Mother asks bank to forgive dead son's college loan in online petition

BOSTON Wed Nov 28, 2012 10:25pm EST

Jermaine Edwards is pictured in this undated handout photo courtesy of change.org. Ella Edwards, the mother of Jermaine a Detroit-area college student who died in 2009, has launched an online petition asking lender First Marblehead Corp to forgive a $10,000 student loan taken on by her son that she says she cannot repay. REUTERS/change.org/Handout

Jermaine Edwards is pictured in this undated handout photo courtesy of change.org. Ella Edwards, the mother of Jermaine a Detroit-area college student who died in 2009, has launched an online petition asking lender First Marblehead Corp to forgive a $10,000 student loan taken on by her son that she says she cannot repay.

Credit: Reuters/change.org/Handout

BOSTON (Reuters) - The mother of a Detroit-area college student who died in 2009 has launched an online petition asking lender First Marblehead Corp to forgive a $10,000 student loan taken on by her son that she says she cannot repay.

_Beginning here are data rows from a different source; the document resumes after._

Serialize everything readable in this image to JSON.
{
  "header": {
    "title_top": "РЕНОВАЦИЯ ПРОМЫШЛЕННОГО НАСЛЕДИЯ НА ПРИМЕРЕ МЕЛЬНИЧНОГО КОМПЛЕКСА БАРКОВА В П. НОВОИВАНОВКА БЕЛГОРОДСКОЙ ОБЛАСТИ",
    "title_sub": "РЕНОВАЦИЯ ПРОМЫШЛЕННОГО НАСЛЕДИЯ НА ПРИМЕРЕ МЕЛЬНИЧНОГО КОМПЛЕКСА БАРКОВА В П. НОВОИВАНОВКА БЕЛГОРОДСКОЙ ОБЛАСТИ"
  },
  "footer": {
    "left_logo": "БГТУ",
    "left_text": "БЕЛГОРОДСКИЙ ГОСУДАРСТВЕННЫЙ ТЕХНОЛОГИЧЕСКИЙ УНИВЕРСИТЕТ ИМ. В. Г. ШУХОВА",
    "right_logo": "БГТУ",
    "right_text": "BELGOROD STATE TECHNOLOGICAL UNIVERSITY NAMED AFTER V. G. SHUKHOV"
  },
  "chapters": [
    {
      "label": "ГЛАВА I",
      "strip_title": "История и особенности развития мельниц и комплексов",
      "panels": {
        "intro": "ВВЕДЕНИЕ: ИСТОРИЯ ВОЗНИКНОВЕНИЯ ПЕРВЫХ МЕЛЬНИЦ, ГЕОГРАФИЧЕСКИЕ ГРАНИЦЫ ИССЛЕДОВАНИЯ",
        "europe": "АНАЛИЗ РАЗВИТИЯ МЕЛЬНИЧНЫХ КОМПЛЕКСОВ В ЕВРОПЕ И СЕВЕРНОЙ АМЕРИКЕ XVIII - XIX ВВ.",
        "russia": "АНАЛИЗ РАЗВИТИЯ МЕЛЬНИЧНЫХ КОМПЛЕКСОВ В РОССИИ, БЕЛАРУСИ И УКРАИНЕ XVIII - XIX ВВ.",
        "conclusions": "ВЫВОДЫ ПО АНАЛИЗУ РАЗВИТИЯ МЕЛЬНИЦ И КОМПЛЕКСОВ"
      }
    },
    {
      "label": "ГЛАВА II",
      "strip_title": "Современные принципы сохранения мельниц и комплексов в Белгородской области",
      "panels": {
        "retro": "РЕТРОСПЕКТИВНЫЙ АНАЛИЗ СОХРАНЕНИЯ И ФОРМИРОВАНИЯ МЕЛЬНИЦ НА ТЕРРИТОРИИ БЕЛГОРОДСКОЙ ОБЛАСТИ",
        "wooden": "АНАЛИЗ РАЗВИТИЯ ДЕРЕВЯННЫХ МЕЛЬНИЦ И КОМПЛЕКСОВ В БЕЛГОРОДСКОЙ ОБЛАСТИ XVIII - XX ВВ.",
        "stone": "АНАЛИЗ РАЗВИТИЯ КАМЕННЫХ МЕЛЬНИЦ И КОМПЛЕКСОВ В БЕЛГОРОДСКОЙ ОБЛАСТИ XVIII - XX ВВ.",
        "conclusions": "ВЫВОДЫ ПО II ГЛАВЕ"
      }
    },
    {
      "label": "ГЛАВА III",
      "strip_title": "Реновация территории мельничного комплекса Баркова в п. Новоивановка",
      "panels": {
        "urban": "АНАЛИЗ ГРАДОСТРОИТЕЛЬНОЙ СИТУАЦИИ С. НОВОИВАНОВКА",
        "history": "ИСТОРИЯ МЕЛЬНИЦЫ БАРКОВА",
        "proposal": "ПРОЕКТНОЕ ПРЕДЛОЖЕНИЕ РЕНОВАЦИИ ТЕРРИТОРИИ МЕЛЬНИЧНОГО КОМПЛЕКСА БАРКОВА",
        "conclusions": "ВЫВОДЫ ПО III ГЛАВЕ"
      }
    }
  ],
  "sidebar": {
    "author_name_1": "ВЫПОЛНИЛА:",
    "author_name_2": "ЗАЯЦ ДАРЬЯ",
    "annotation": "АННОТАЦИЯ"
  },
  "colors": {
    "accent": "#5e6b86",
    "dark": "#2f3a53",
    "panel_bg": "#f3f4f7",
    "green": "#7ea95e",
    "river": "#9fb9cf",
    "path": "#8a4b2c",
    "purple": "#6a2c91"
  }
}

Ella Edwards, a 61-year-old woman working part-time as a seamstress, has garnered some 191,000 signatures for her online petition on the website Change.org (www.change.org/ella).

"I am trying to pay off Jermaine's loan, but I simply don't have the money - and because of my crushing depression, I am barely able to work at all," Edwards said in her online petition. "Nobody told me when I co-signed the loan that I would be forced to pay them back even if my son died."

Her son, Jermaine, died suddenly in 2009 at the age of 24 after studying music production at colleges in Florida and Michigan, officials with Change.org said. No cause of death was given. Edwards said he left a 2-year-old son.

A spokesman for Boston-based First Marblehead declined to comment specifically on Edwards' case, citing privacy rules.

"We're bound to service that loan in accordance with the original loan contract with the customer," bank spokesman Bill Baumer said.

"If a person has a complaint or a particular request for some sort of relief, we have process in place to assess and evaluate those if we are able to provide that relief."

(Reporting by Scott Malone; Editing by Tim Gaynor and Mohammad Zargham)

We welcome comments that advance the story through relevant opinion, anecdotes, links and data. If you see a comment that you believe is irrelevant or inappropriate, you can flag it to our editors by using the report abuse links. Views expressed in the comments do not represent those of Reuters. For more information on our comment policy, see http://blogs.reuters.com/fulldisclosure/2010/09/27/toward-a-more-thoughtful-conversation-on-stories/
Comments (4)
_JRScott wrote:
dhrnrcpa – Agree 100%, she is liable, end of story. The problem I have with the bank and generally most banks is the constant quotation of their policies as if they were sacred law. “We’re bound to service that loan in accordance with the original loan contract with the customer”, means “No”. Just say “No”! I really don’t want to hear their Holier Than Thou pronouncements from the mountain. You’re not bound to do squat. If you want to forgive the loan, then do it. If not then don’t. But don’t act like you want to but can’t. I’m not buying it.

Dec 04, 2012 2:58pm EST  --  Report as abuse
For about $1 per month she could have gotten insurance on that loan in case of death or other rare event. CO-signing does mean you take responsibility. Of course, Negroes don’t take much responsibility for anything any more. That is how we ended up with a loser like Obama in the White House, all these people think he is going to give them something for nothing. Boy are these people in for a rude awakening. They are dumb as they are lazy.

Dec 04, 2012 10:36pm EST  --  Report as abuse
TheBooban wrote:
So some people think its her fault for not understanding something so simple. True.

But if you loaned money to a dead beat and they didn’t pay, who would you blame? The bank has all the experts in the world to make sound loans to people who can afford it. The risk is theirs.

She can just declare bankrupt and not pay the loan, right?

Dec 05, 2012 5:16pm EST  --  Report as abuse
This discussion is now closed. We welcome comments on our articles for a limited period after their publication.